**Task requirements:**
Once you have checked each line below for the word "bình", give the number of lines that have it and nothing further.

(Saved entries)
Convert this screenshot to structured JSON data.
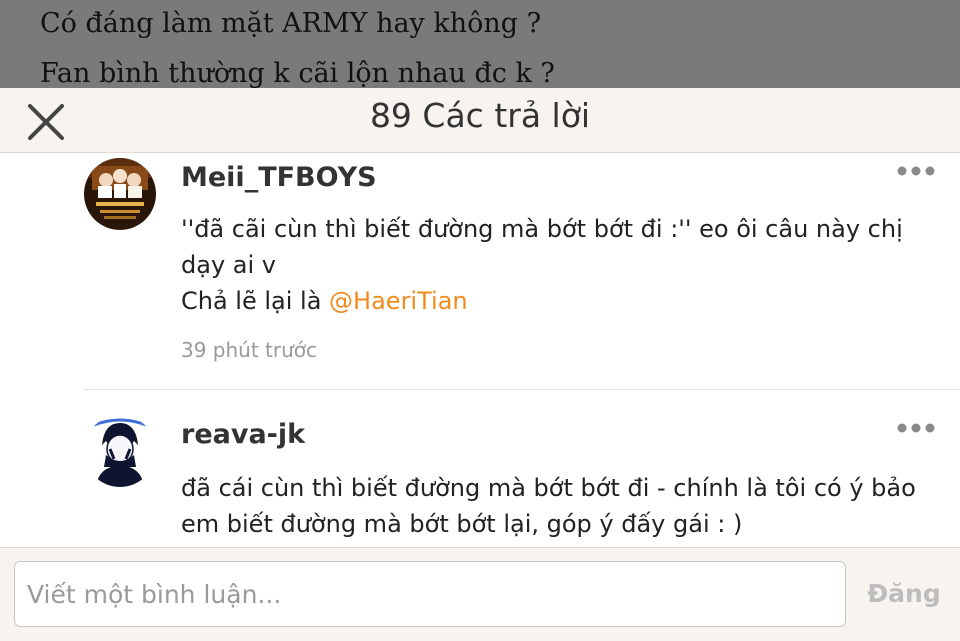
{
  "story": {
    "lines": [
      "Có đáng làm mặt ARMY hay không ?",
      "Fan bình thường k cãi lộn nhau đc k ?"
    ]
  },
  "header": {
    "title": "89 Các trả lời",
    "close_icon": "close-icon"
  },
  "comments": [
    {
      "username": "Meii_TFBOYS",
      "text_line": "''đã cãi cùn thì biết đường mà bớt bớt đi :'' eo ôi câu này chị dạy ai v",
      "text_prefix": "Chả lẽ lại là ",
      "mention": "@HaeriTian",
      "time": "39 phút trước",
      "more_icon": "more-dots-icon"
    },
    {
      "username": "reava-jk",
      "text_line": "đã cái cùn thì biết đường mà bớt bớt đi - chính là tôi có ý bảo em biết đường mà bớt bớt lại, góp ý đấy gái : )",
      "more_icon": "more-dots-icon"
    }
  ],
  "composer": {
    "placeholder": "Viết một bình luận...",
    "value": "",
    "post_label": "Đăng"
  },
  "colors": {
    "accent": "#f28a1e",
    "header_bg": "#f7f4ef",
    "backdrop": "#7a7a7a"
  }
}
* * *
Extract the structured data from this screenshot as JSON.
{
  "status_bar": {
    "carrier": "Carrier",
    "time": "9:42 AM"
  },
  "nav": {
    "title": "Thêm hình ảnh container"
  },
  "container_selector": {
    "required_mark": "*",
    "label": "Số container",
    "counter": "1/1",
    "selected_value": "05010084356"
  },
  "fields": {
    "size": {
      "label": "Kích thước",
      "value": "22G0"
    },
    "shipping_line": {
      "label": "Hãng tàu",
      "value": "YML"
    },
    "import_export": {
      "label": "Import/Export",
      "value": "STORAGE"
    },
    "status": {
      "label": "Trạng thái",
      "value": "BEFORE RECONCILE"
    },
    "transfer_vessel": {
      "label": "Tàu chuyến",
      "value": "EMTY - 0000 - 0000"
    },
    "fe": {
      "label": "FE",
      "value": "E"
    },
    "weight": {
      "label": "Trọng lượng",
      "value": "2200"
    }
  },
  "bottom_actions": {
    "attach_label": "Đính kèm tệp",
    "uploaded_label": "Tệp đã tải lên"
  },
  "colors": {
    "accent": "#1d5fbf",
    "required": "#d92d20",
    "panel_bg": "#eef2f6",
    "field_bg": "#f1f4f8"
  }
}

**Expected answer:**
2